** Task to complete **
All of the lines below should be output exactly as shown.

Records from a collection:

=-=-=-=-=

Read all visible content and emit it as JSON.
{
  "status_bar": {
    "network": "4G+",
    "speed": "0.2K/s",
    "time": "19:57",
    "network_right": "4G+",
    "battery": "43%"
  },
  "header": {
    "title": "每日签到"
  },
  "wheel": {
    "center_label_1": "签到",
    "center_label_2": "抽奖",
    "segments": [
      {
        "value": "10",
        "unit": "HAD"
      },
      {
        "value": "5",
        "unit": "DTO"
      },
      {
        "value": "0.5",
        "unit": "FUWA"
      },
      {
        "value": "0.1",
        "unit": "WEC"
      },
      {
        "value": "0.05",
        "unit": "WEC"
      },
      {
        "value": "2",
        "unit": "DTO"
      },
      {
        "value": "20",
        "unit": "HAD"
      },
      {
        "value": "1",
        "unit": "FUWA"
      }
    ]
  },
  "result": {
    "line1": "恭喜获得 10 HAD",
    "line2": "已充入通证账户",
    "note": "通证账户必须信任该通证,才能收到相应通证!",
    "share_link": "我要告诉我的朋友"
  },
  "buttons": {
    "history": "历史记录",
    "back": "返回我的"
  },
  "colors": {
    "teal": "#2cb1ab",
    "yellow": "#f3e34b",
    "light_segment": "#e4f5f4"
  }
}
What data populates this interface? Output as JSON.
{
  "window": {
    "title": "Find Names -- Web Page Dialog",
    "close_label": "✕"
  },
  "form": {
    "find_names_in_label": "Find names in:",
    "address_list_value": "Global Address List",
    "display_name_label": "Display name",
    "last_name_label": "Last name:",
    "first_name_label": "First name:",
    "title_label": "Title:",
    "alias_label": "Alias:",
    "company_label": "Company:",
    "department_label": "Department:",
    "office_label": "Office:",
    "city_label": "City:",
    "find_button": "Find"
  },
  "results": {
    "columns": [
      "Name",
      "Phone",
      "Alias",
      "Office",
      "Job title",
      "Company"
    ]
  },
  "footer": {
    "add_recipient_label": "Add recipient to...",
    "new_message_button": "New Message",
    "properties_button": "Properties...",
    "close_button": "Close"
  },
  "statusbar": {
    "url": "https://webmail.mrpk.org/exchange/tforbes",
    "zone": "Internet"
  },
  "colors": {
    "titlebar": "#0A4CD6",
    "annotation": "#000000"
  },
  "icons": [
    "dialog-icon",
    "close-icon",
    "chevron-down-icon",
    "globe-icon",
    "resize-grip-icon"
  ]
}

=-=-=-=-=

** Task response **
Read all visible content and emit it as JSON.
{
  "status_bar": {
    "network": "4G+",
    "speed": "0.2K/s",
    "time": "19:57",
    "network_right": "4G+",
    "battery": "43%"
  },
  "header": {
    "title": "每日签到"
  },
  "wheel": {
    "center_label_1": "签到",
    "center_label_2": "抽奖",
    "segments": [
      {
        "value": "10",
        "unit": "HAD"
      },
      {
        "value": "5",
        "unit": "DTO"
      },
      {
        "value": "0.5",
        "unit": "FUWA"
      },
      {
        "value": "0.1",
        "unit": "WEC"
      },
      {
        "value": "0.05",
        "unit": "WEC"
      },
      {
        "value": "2",
        "unit": "DTO"
      },
      {
        "value": "20",
        "unit": "HAD"
      },
      {
        "value": "1",
        "unit": "FUWA"
      }
    ]
  },
  "result": {
    "line1": "恭喜获得 10 HAD",
    "line2": "已充入通证账户",
    "note": "通证账户必须信任该通证,才能收到相应通证!",
    "share_link": "我要告诉我的朋友"
  },
  "buttons": {
    "history": "历史记录",
    "back": "返回我的"
  },
  "colors": {
    "teal": "#2cb1ab",
    "yellow": "#f3e34b",
    "light_segment": "#e4f5f4"
  }
}
What data populates this interface? Output as JSON.
{
  "window": {
    "title": "Find Names -- Web Page Dialog",
    "close_label": "✕"
  },
  "form": {
    "find_names_in_label": "Find names in:",
    "address_list_value": "Global Address List",
    "display_name_label": "Display name",
    "last_name_label": "Last name:",
    "first_name_label": "First name:",
    "title_label": "Title:",
    "alias_label": "Alias:",
    "company_label": "Company:",
    "department_label": "Department:",
    "office_label": "Office:",
    "city_label": "City:",
    "find_button": "Find"
  },
  "results": {
    "columns": [
      "Name",
      "Phone",
      "Alias",
      "Office",
      "Job title",
      "Company"
    ]
  },
  "footer": {
    "add_recipient_label": "Add recipient to...",
    "new_message_button": "New Message",
    "properties_button": "Properties...",
    "close_button": "Close"
  },
  "statusbar": {
    "url": "https://webmail.mrpk.org/exchange/tforbes",
    "zone": "Internet"
  },
  "colors": {
    "titlebar": "#0A4CD6",
    "annotation": "#000000"
  },
  "icons": [
    "dialog-icon",
    "close-icon",
    "chevron-down-icon",
    "globe-icon",
    "resize-grip-icon"
  ]
}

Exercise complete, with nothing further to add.